Things such as loyalty, long letters and swift replies don't really have much space in true, free penpalling, as what loyalty is expected from you towards someone you've never seen? Not to mention what I think about loyalty. However, this is normally understood as a clausule for you not to be a one-letter penpal and an implicit promise that you'll never, ever abandon the friendship and will never, ever stop writing. Let's not talk about the strain that puts on the relationship! Then again, some people do marry and they do it thinking they'll be forever and ever together. Long letters, on the other hand, depend on how much do you have to say. If you don't have much to say, extending a letter beyond what you are comfortable writing would make writing a chore and the letter to end up uninteresting, specially since there are well known tricks to fill up pages, which only render them booooring.
Swift replies... well, you have no control upon that, let's be honest. Even if you are in the right mood for writing, if the words come easily to you, if there's no job or homework or any other thing suddenly demanding your attention, or not even suddenly, just consistently demanding time and attention from you, well, even then you can't control how fast or how slowly the post office will give course to your letter.
Look, if you want loyalty, get a dog. If you want long letters, read a book about letters, and if you want swift replies... you will have to come up with something, because often not even credit card issuing companies reply swift enough.
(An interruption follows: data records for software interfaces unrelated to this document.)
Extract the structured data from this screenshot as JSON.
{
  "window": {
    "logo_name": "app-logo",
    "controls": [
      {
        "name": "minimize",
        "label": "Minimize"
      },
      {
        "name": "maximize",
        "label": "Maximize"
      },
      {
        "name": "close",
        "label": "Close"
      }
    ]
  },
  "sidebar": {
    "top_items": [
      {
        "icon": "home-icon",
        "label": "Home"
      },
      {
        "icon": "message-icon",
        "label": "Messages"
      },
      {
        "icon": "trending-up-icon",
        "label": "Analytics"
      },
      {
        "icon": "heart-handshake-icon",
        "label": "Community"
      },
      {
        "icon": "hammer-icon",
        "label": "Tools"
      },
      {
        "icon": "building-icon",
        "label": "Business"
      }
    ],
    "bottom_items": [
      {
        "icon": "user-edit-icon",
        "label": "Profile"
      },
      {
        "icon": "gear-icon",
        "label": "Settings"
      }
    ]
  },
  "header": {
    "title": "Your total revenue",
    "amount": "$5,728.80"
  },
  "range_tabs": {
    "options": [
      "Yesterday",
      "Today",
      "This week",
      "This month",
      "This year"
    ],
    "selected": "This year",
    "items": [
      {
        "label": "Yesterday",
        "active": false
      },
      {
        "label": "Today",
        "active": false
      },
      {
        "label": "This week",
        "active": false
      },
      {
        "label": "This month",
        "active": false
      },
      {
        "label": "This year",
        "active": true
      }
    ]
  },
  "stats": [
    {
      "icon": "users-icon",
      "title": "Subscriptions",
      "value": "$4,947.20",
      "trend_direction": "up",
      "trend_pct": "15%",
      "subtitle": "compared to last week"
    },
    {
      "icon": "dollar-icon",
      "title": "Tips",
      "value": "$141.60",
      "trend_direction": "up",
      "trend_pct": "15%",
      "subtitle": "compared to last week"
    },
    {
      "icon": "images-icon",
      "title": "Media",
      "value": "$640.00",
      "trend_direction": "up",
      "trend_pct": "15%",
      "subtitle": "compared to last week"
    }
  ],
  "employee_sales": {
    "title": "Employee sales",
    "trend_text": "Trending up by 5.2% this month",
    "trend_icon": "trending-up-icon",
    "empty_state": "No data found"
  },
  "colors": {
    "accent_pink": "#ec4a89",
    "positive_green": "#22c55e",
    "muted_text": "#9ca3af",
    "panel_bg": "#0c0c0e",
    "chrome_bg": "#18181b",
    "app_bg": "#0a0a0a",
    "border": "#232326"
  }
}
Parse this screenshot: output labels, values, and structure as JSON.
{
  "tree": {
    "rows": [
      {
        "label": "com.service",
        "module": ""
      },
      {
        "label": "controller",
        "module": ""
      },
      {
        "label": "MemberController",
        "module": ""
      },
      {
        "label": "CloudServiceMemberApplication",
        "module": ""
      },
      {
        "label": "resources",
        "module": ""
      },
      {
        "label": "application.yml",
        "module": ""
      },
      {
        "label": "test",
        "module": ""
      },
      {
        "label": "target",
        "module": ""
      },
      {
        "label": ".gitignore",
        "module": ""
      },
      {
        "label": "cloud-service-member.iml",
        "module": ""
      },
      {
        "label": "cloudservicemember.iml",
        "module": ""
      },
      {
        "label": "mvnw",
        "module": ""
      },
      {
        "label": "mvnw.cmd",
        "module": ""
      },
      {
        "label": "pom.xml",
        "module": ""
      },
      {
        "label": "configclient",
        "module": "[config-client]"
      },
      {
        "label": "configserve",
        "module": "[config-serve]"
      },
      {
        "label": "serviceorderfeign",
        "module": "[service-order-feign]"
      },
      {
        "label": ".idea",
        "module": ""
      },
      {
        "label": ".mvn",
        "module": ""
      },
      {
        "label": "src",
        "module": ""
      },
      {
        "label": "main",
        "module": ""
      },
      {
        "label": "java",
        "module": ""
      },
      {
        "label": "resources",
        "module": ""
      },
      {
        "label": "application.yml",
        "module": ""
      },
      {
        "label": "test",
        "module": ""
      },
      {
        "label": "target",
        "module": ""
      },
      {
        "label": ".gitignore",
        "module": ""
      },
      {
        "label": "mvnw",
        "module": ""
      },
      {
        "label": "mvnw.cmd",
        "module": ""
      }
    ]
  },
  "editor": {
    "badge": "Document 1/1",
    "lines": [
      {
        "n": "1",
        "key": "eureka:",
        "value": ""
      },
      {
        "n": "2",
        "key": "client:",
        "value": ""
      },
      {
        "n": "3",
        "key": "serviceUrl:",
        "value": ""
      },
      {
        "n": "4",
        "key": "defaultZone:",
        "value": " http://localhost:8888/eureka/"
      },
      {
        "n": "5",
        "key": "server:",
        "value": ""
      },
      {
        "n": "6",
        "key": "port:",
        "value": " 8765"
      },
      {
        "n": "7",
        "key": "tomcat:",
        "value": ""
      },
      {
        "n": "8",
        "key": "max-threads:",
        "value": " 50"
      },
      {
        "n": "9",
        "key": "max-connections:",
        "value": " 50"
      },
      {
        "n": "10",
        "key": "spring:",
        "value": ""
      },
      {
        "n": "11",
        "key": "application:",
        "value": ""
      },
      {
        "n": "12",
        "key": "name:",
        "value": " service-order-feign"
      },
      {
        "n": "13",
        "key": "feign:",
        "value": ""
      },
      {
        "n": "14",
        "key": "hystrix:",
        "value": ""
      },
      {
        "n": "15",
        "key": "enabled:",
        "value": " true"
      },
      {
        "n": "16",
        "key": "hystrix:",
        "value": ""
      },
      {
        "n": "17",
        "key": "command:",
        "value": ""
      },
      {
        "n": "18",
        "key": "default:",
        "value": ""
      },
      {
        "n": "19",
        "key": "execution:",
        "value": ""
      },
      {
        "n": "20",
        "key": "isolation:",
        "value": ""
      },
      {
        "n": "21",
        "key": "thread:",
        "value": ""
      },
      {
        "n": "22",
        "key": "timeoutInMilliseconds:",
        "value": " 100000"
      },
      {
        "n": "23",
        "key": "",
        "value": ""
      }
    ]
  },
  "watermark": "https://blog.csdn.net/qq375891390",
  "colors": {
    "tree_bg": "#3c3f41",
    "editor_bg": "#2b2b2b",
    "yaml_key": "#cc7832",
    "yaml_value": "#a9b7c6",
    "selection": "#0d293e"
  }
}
Penpalling, like most friendships, depend of a delicate balance that needs to be stablished by the two parties. Rules and impositions kill the friendship, render it stiff and artificial, taking away precisely that spark, that spontaneity that makes it wonderful. Some penpals disappear for a while - often they get to a point in their lives where they have too many things to take care of, of they might be overwhelmed by their circumstances - and then they might pop up again with a letter that starts with "Sorry I was away for so long", and as you read you smile to yourself and you think "Are you silly? You are back and that's all I care about!". You can hardly ever get mad at your penpals, when they are true, even if they go MIA (missing in action) for decades.
But penpals aren't bullet proof friendships that will stand against anything. Penpals you can chase away just as you can chase away your friends. Self-centered letters that never reply to what your penpal wrote to you (all letters are somewhat self-centered, as you tend to write about yourself, your opinions and your experiences, BUT they are supposed to also reply to the letter of your pal), demands, snickering, accusations because your friends don't live up to your expectations (loyal, long letters, swift replies being among the most usual) and also any attempt to control your penpals and their style. Much damage can be done, often extensively, with such careless attitudes. I personally know someone - whom I love A LOT! (hey Whoian!) - who got the penpal inky spirit mamed thanks to a bad penpal (it wasn't me, I promise!).
Yes, these things happen, and sometimes the balance can be broken beyond repair. Give it time, let it go... take whatever approach you want, but above all, just let it flow. You can't put rules on friendship (and if you do, you either don't have friends or have a lot of acquintances you call "friends" who all speak of you behind your back), and penpalling is the same. The balance is there, it's delicate, and to find it, you must let it happen, and let it go when it stops working.